I’m still committed to that spirit, of course; I thoroughly appreciate the ritual and legacy that those days, and my subsequent continuation of them through graduate school and into my home life with Jill, have created. But, you know what? I’m kinda tired. And I realized that I was dreading, instead of joyfully looking forward to, my annual holiday baking project. So this year, I’m not doing it.
What’s hilarious is that, a few weekends ago, I did a “blog day” full of cookies in anticipation of sharing with all of you some favorite recipes for baking and sharing this time of year. I’m still going to share them, of course, over the next two weeks, and I’ve listed below the already myriad cookie recipes contained elsewhere on this blog. And please don’t think that my “opt-out” is a judgment on those who will bake this year—far from it.
In fact, I hope you WILL bake this year, in your tiny cramped apartment, in your beautiful, house-of-my-dreams kitchen, with your children, with your best friend, with your parent, or all alone. I hope it makes your house smell fantastic and your heart feel full.

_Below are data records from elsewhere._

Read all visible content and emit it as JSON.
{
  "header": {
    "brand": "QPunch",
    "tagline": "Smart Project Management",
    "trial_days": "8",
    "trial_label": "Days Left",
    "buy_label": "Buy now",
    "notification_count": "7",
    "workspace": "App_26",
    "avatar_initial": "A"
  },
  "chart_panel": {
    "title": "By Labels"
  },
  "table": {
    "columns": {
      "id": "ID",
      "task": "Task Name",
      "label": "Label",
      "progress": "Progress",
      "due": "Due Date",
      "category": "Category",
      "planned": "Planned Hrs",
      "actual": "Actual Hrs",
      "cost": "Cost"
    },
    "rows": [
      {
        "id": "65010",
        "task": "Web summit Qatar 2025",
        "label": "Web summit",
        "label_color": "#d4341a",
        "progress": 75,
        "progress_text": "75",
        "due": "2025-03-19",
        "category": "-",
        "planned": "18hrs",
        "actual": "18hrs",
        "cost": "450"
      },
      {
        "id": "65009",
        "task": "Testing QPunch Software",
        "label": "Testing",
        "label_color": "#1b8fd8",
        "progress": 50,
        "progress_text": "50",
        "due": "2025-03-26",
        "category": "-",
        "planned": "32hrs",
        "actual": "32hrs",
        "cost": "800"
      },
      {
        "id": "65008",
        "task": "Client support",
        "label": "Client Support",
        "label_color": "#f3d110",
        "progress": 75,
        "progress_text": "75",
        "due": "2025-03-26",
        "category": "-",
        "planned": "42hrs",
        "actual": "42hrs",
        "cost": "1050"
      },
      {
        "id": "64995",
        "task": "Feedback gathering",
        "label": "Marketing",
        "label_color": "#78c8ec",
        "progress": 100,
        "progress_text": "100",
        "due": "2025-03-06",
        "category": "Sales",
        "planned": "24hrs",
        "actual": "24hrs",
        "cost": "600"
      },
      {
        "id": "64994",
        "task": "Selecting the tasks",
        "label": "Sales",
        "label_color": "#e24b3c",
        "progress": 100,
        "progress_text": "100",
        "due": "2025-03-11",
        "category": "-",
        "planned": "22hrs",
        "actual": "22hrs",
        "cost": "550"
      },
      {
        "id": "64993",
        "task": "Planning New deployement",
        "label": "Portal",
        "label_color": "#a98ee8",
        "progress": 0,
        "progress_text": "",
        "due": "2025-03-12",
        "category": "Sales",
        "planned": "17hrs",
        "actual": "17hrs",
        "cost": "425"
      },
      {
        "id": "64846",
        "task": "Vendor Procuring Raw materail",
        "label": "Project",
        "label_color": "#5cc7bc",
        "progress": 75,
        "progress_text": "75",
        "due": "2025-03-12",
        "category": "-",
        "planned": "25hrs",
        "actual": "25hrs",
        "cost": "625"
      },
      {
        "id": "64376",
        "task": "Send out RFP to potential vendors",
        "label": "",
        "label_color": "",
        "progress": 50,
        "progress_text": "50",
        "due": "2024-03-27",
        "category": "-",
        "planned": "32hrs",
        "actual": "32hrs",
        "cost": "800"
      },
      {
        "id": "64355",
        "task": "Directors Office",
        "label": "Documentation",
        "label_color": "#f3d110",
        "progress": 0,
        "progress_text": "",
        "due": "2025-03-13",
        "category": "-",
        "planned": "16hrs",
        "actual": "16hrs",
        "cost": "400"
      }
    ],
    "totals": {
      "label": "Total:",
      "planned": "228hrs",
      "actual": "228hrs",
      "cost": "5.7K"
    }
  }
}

As for me, this is my year to sit back and watch. Somehow I let a ritual become an obligation in my mind, something I felt I was compelled to do, that I felt others would expect me to do, that I felt I needed to do in order to please others or because it’s what I’ve always done. Instead I’m taking a leap of faith (seems appropriate for the season, doesn’t it?) and trusting that the people in my life are in it for more than just the baked goods.
MEYER LEMON THUMBPRINT COOKIES
Winter is a glorious time for citrus down here in South Texas; I found some local Meyer lemons at the Farmers’ Market a few weeks ago and couldn’t resist their perfume. For the filling, I made a quick blackberry jam, but you could easily use store bought and/or swap in another flavor.
for the dough:
2 ¼ cups flour
1 cup unsalted butter, softened
½ cup sugar
1 tsp. vanilla
zest of 1 Meyer lemon
pinch of salt
Line two baking sheets with parchment.
In the stand bowl of a mixer, cream the butter, sugar, and zest together. Add the eggs one at a time, then the vanilla. Fold in the flour & salt until the mixture forms a soft dough. Shape into a disk, cover in plastic, and refrigerate for thirty minutes.
Remove the dough from the fridge and roll into 1-inch balls. Place each one on a cookie sheet, leaving room for the cookies to flatten a bit. Using your thumb, press gently into the center of each dough ball, then spoon some jam into the indentations.
Bake the cookies for 15-20 minutes or until the centers seem set and the surrounding dough solid. Cool on racks before serving or storing in an airtight container.
for the jam:
1 pint blackberries, rinsed
¾-1 cup sugar, depending on your taste
juice of one lemon
In a nonstick saucepot, stir the ingredients together and bring the mixture to a bubble. Cook for about fifteen minutes, or until the mixture starts to thicken and pull together (it will continue to thicken as it cools, so you still want it to be somewhat loose & stir-able).
Transfer to a glass jar or other heatproof container & allow the jam to come to room temperature before using it in this or another recipe. Store any leftovers in the fridge.
BAKE AWAY, MY FRIENDS: